Data records for software interfaces:
((

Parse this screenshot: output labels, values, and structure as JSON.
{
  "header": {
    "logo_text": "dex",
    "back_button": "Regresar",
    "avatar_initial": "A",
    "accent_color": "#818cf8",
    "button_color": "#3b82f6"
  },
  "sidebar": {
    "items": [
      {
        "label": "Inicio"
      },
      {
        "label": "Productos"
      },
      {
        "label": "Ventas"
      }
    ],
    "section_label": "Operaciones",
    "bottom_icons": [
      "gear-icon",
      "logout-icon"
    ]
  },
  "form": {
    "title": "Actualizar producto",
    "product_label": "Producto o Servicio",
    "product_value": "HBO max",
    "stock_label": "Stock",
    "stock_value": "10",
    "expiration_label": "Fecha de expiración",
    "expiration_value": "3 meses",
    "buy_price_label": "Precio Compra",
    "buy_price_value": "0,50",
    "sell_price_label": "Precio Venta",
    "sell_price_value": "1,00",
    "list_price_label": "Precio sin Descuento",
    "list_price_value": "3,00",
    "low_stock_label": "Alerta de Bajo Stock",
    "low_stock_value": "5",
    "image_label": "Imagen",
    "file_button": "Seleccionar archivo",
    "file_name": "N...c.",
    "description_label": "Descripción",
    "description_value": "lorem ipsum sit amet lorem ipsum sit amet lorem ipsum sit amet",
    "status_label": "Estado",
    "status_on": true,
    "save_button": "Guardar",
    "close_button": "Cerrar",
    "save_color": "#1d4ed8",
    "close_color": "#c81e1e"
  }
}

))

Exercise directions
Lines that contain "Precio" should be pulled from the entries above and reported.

Answer section
    "buy_price_label": "Precio Compra",
    "sell_price_label": "Precio Venta",
    "list_price_label": "Precio sin Descuento",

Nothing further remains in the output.